Cycling UK has said it is willing to provide legal assistance to the cyclist knocked off his bike by Chris Grayling. 'Car dooring' is a criminal offence punishable by a fine of up to £1,000 – although the charity has been campaigning for stiffer penalties.
Footage of the incident, which took place in October, shows the Transport Secretary opening the door of his ministerial car into Jaiqi Liu, who was cycling past.
Liu said his bike needed a series of repairs and that he experienced pain later on, after the shock had worn off.
Grayling is said to have implied that the incident was the cyclist’s fault, claiming that Liu had been riding too quickly (despite not appearing to have seen him).
Liu said that after checking he was okay and shaking his hand, Grayling left without leaving his name or details. The cyclist then reported the incident to police.
Cycling UK’s Senior Road Safety and Legal Campaigns Officer, Duncan Dollimore, said:
“Mr Grayling as a former Justice, and the current Transport, Secretary should know it’s a criminal offence to open any door of a vehicle on a road so as to injure or endanger anyone. Currently, it’s treated as a minor offence with a maximum £1,000 fine, despite the fact that people have been killed and seriously injured by car dooring.
“Cycling UK spoke to Justice officials in September suggesting that a review of the offence and penalties of the car dooring offence is needed. Disappointingly, Grayling’s former department rejected our suggestions and omitted them from their review of offences they announced two weeks ago. Hopefully, the Ministry of Justice will now listen to us, and reconsider the entire remit of what is a very limited review.
"Cycling UK is keen to speak to Mr Liu to see if our Cyclists' Defence Fund is able to provide legal assistance. There are questions about why Mr Grayling was not prosecuted for what appears to be an offence, and CDF has in the past been prepared to commence private prosecutions on behalf of injured cyclists."
'Car dooring' is a criminal offence under Regulation 105 of the Road Vehicles (Construction and Use) Regulations 1986 and Section 42 Road Traffic Act 1988.
Cycling UK points to incidents such as the death of Sam Boulton as a reason why the offence should be reviewed. The current maximum penalty is a fine of up to £1,000 and penalty points cannot be imposed on the offender’s licence.
Dollimore also pointed out that incidents such as this could be affected by government plans to increase the small claims limit for personal injury.
“We sincerely hope Mr Liu suffered no lasting damage as a result of the Transport Secretary’s actions.
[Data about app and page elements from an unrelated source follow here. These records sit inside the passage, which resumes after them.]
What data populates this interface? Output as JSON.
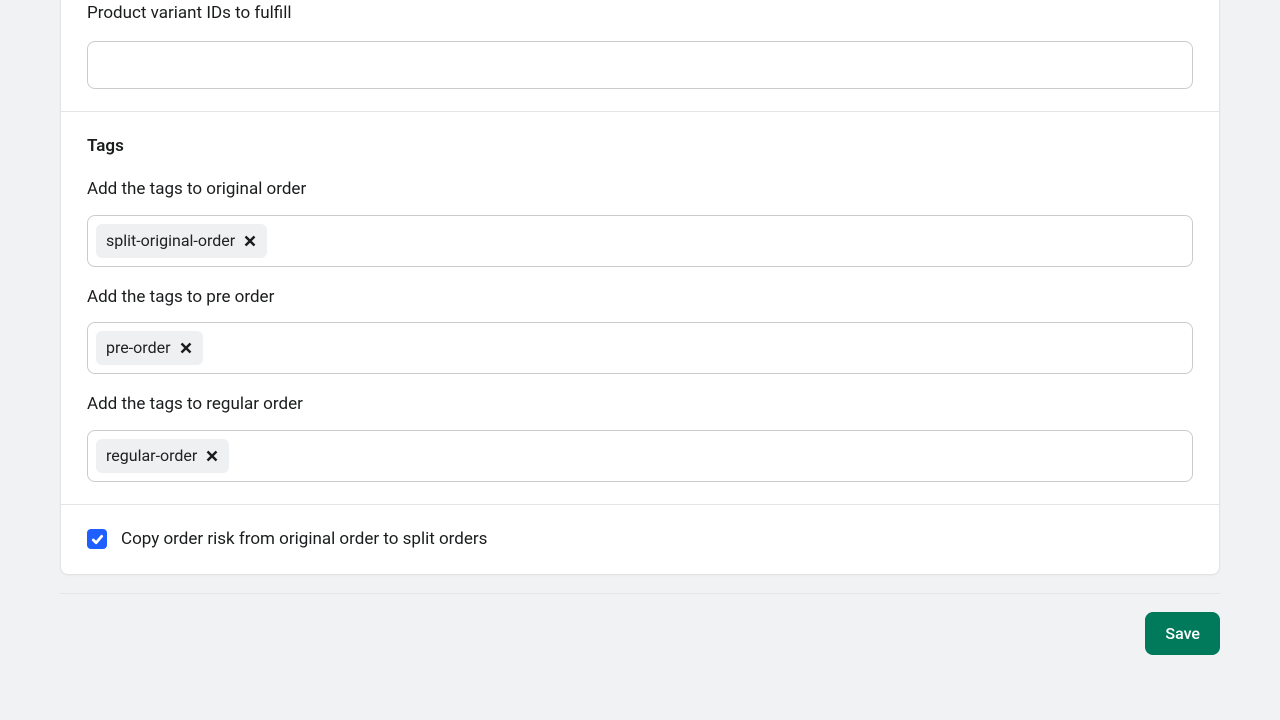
{
  "variant_section": {
    "label": "Product variant IDs to fulfill",
    "value": ""
  },
  "tags_section": {
    "title": "Tags",
    "original": {
      "label": "Add the tags to original order",
      "tags": [
        "split-original-order"
      ]
    },
    "preorder": {
      "label": "Add the tags to pre order",
      "tags": [
        "pre-order"
      ]
    },
    "regular": {
      "label": "Add the tags to regular order",
      "tags": [
        "regular-order"
      ]
    }
  },
  "copy_risk": {
    "checked": true,
    "label": "Copy order risk from original order to split orders"
  },
  "footer": {
    "save_label": "Save"
  }
}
Unfortunately, had he suffered a moderate but non-life-changing injury, as is common in such situations like a broken wrist or collar bone, if the Government has its way, Mr Liu would not recover any legal or other cost.
“Under current proposals to increase the small claims limit to £5,000, any compensation could easily be swallowed in legal fees as the Government thinks road victims, rather than insurance companies, should pay their own costs.”
Cycling UK, together with RoadPeace and Living Streets, yesterday launched the Road Victims are Real Victims campaign, which opposes the plans.